A product of Orlando’s Jones High School, Sevyn Banks has been a member of Ohio State’s defensive backfield since 2018. The former 4-star recruit has received limited playing time in the Buckeyes’ loaded defensive backfield, but figures to compete for a starting spot in 2020.

And now he’ll do so in his namesake number.

Banks announced Monday he will switch from No. 12 to No. 7 for the upcoming season.

The No. 7 had been claimed by linebacker Teradja Mitchell, who is now switching to No. 3, opening No. 7 for, well, Sevyn.

Banks appeared in all 14 games for Ohio State last season, collecting 11 tackles and one interception.

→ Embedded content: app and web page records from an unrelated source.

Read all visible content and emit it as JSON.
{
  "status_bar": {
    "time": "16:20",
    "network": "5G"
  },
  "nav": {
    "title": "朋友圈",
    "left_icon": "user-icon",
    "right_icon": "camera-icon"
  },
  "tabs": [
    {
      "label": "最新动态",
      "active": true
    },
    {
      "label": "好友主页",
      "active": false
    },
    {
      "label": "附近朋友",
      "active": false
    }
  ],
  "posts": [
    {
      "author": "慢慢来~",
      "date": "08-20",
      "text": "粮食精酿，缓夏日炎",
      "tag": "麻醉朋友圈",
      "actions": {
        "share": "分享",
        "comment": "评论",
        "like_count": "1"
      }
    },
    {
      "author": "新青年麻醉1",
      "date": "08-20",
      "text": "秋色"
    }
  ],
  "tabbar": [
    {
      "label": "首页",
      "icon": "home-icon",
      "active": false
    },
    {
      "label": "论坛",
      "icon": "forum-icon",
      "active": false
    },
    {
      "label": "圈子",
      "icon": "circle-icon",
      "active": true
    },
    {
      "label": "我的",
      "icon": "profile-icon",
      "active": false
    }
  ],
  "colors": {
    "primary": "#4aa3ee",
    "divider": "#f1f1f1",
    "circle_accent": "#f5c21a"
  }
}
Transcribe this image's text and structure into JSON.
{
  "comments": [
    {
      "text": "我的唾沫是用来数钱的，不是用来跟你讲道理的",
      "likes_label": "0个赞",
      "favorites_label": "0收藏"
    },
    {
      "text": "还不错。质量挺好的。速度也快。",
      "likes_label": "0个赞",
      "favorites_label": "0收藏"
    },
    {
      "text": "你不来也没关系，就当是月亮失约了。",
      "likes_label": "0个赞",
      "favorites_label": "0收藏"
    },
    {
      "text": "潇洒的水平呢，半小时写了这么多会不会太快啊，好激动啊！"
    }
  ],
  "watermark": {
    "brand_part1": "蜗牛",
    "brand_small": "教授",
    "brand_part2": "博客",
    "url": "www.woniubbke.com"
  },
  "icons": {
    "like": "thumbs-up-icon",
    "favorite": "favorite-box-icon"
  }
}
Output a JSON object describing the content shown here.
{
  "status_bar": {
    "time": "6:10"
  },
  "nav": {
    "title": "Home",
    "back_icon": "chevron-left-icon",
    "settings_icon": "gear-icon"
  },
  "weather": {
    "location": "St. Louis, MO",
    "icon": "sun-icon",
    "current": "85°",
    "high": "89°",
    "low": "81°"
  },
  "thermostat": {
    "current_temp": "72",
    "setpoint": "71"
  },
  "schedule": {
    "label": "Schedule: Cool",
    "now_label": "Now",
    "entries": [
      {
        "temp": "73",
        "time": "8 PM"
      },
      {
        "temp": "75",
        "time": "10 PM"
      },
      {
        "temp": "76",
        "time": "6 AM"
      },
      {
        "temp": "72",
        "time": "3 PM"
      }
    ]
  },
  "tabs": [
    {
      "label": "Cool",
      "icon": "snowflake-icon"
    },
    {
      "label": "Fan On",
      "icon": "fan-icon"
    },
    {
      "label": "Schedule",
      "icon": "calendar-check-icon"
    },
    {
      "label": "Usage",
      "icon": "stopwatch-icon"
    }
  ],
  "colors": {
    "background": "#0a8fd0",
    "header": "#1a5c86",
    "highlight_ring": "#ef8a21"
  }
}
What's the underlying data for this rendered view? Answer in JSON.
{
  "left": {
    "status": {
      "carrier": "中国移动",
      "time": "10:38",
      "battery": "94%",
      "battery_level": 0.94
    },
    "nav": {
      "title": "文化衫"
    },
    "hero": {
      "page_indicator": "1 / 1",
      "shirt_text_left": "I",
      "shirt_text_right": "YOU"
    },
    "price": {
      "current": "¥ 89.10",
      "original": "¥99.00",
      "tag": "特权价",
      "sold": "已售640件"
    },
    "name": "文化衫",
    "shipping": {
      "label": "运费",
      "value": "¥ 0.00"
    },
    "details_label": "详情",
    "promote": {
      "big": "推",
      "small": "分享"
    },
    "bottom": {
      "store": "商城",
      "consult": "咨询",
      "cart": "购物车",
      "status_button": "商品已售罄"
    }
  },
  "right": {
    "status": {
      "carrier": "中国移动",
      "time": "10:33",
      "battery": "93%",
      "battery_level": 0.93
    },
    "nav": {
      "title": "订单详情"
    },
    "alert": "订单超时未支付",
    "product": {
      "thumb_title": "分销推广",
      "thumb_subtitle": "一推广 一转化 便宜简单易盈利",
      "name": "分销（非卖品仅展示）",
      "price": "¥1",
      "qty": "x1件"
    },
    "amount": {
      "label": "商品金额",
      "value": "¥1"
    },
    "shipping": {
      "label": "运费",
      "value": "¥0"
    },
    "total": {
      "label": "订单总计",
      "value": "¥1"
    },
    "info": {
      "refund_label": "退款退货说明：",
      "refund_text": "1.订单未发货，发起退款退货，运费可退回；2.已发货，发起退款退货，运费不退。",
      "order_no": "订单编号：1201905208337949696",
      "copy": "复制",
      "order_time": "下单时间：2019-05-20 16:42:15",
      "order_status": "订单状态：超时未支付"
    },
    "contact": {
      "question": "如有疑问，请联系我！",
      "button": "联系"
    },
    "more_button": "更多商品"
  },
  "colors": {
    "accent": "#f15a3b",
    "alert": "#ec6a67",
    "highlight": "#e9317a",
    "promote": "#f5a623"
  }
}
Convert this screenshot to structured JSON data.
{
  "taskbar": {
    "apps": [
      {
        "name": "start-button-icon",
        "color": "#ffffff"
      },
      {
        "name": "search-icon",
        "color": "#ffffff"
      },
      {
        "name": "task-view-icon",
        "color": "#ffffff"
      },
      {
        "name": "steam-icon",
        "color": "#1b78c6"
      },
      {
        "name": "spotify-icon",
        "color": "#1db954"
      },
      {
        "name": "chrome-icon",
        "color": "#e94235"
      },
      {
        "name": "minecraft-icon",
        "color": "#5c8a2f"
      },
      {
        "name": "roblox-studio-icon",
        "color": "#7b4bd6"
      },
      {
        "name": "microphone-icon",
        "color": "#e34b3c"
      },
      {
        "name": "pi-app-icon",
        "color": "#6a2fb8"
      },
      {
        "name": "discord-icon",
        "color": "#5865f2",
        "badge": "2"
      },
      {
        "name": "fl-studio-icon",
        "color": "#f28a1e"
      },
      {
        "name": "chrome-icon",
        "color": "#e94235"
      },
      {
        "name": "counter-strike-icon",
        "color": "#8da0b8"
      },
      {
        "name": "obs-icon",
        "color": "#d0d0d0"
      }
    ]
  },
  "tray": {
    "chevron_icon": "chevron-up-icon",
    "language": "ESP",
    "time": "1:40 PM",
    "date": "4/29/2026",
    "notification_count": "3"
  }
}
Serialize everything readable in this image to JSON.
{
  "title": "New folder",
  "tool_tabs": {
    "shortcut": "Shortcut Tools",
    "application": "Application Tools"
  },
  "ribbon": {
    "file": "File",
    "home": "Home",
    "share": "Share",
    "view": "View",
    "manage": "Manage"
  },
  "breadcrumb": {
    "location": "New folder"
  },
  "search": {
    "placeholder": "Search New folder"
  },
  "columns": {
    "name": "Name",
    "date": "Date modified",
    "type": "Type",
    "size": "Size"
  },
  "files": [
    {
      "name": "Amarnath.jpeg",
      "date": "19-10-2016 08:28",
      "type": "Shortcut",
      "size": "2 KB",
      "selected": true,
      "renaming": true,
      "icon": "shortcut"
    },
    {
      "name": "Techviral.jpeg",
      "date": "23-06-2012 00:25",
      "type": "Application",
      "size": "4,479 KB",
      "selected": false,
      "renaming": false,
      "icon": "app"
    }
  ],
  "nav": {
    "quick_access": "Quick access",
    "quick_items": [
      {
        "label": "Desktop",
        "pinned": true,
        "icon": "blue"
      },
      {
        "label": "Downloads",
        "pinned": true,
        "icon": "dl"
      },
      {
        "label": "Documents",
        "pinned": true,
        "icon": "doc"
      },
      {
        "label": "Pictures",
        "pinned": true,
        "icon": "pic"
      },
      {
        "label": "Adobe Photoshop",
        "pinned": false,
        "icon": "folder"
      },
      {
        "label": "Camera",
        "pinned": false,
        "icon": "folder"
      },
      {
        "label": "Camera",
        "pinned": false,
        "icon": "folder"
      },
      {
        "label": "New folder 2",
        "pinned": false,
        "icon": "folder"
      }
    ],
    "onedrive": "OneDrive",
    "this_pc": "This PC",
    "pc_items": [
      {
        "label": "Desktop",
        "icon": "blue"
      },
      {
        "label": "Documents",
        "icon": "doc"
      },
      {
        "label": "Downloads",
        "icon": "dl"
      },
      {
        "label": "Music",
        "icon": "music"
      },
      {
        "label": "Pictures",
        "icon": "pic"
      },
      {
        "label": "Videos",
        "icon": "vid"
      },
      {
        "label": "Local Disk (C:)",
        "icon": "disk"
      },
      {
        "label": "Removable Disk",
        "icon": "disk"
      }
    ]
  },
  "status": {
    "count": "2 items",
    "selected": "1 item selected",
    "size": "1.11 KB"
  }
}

He’ll hope to get more burn in 2020, with some support from a fictional New Yorker.